Advice For Those New To Muay Thai Sparring
There comes a time in every Muay Thai journey when you’re ready to add another important part to your training: sparring!
Sparring can be very fun and it’s a great way to use what you learned in classes and padwork. It helps you develop reactions, distance, and timing. However, many beginners make the common mistakes below. Have a read and find out the different ways to minimize damage to yourself and your teammates.
#1. Bring your own gear to class (shinguards, big gloves, handwraps, mouthpiece) and make sure you clean them!
This is part of Muay Thai 101. When the trainers tell the class to spar, the last thing they want to hear is “Can I borrow some shinguards?”
Everyone needs to be responsible and account for their own preparation. Also, nobody wants to be punched in the face by gloves that smell like wet socks that have been sitting in a hot plastic bag for weeks. Air out and sanitize your gear. There are plenty of home remedies you can do to rid your gloves of odor, including wood chips and baking soda. It will help them last longer and your teammates will be thankful.
#2. Control your power, it’s not a street fight
ESPECIALLY if you are a beginner, control your power. When you don’t know how to control your reactions, you can seriously hurt another person or hurt yourself in the process. People who have trained long enough have seen all sorts of injuries that could have been avoided easy, from a simple bloody nose to a torn ACL. Also, as a beginner, you should be working on technique, not taking off someone’s head. Keep in mind that with most people, the harder you spar them, they harder they’ll spar back.
#3. You don’t need to be scared when sparring with a fighter
A fighter has years of experience behind them and sparring with one will be one of the more technical and controlled experiences in a gym.
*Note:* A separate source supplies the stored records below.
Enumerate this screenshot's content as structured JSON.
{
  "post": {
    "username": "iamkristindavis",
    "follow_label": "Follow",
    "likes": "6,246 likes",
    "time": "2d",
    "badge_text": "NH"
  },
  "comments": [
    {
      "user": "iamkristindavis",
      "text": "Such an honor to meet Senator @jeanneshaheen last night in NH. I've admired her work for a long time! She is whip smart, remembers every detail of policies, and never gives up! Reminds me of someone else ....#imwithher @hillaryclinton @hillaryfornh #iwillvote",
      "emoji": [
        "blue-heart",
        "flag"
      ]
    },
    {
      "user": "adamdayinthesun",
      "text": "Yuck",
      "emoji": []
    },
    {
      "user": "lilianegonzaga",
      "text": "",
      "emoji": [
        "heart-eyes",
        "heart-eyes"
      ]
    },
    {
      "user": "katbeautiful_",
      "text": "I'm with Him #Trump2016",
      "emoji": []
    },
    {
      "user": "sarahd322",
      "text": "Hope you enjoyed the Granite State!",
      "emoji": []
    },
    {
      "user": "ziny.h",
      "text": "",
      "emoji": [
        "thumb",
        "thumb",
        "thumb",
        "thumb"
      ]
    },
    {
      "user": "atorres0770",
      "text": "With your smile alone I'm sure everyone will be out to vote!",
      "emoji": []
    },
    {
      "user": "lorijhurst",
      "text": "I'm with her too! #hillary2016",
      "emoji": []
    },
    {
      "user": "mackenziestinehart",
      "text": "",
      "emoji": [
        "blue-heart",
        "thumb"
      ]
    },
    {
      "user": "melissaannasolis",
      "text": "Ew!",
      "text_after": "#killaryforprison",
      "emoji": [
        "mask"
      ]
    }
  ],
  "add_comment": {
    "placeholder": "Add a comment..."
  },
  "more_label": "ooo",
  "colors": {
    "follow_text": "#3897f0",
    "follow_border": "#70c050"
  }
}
A fighter knows they don’t need to go hard because they can dismantle their sparring partner’s tactics with pure technique. Some beginners feel the need to “prove themselves” against a fighter, and this is absolutely not necessary. Work on using your eyes and what you learned in class to attack and defend.
#4. …But you should be cautious when sparring with another beginner
Be cautious for the same reasons you need to control your own power. Some beginners are too timid to do much in sparring, but other beginners start thrashing it out against each other. Movements that have unnecessary power behind them and are done too fast are a recipe for disaster for both you and your sparring partner. Always emphasize you want to work on technique before the round starts, and if you find yourself or your partner swinging, stop and go back to emphasizing technique.
You may not have the best reactions and defense, but do your best to relax
#5. Many beginners are extremely tense when they train and it is often no different when they start sparring.
Tense muscles make for unintentional power and possibly injury to self or others. Being tense also makes you extremely tired, so you might not have energy to react quickly. And when you get hit repeatedly or if none of your combos seem to work, don’t get frustrated. Frustration will only blind you further. Take deep breaths, roll your shoulders back and down, and release your muscles. When you use a certain muscle group only when you have to, you will be so much faster as well as much more controlled.
Looking for some more tips on sparring? Check out the links below:
Top 10 Sparring Tips for Muay Thai – Whether it’s your 1st or 100th sparring session, there is ALWAYS something that you can be improving on. Here are a few tips so you can sharpen your striking skills during your next sparring sessoin.
Muay Thai Sparring Session Breakdown – In this video, I break down the techniques, strategies and combos that both Chris Mauceri and I use during our light technical sparring session together.
10 Types of Muay Thai Sparring Partners – Chances are you’ll run into a variety of sparring partners throughout your Muay Thai journey, so here’s an idea for what to expect.
Drills and Sparring Tips for Muay Thai (How To Take a Beating) – Scared of getting punched in the face? Worried about wearing a body kick on your ribs? Don’t like the pain of getting your kicks checked? This article is a must read then!
Muay Thai Mondays: How Can I Relax During Sparring? – In this week’s Muay Thai Monday Q&A, Lucy Stanyer asks for any tips and advice when it comes to overthinking and freezing up during sparring sessions. My training partner Chris Mauceri and I share our tips on how to improve your sparring.
- Plant-based fighter, foodie, and aspiring physical therapist. Angela is currently living in Bangkok and training full time.